*EXERCISE DATA*:
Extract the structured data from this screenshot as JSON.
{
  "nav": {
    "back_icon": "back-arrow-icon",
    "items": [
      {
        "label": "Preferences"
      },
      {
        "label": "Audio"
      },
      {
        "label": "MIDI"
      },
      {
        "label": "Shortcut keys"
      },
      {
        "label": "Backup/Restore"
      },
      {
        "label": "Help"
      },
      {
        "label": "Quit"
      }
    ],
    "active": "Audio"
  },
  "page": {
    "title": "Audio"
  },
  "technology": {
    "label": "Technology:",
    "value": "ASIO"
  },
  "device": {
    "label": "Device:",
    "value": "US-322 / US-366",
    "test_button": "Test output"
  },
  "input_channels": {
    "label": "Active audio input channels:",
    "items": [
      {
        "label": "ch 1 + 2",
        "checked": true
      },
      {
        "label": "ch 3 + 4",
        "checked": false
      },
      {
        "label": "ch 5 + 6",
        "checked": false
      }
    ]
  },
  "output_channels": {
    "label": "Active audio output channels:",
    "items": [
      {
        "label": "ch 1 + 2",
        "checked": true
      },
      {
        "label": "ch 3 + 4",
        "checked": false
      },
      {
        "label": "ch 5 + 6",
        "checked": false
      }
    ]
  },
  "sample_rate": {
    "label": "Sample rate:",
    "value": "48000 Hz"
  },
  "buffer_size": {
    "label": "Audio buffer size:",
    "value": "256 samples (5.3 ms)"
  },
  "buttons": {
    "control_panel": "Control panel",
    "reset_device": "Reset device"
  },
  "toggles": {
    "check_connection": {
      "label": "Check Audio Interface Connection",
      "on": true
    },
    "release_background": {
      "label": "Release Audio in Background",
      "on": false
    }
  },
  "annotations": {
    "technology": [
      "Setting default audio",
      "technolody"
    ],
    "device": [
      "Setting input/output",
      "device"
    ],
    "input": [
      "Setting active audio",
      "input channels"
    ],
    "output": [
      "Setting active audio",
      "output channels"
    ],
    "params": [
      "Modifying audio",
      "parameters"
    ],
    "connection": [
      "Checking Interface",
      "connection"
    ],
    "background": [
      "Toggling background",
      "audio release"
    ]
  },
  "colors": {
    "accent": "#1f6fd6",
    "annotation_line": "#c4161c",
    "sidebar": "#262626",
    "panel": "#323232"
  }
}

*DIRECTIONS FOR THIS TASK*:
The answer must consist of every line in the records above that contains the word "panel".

*OUTPUT FOR THIS TASK*:
    "control_panel": "Control panel",
    "panel": "#323232"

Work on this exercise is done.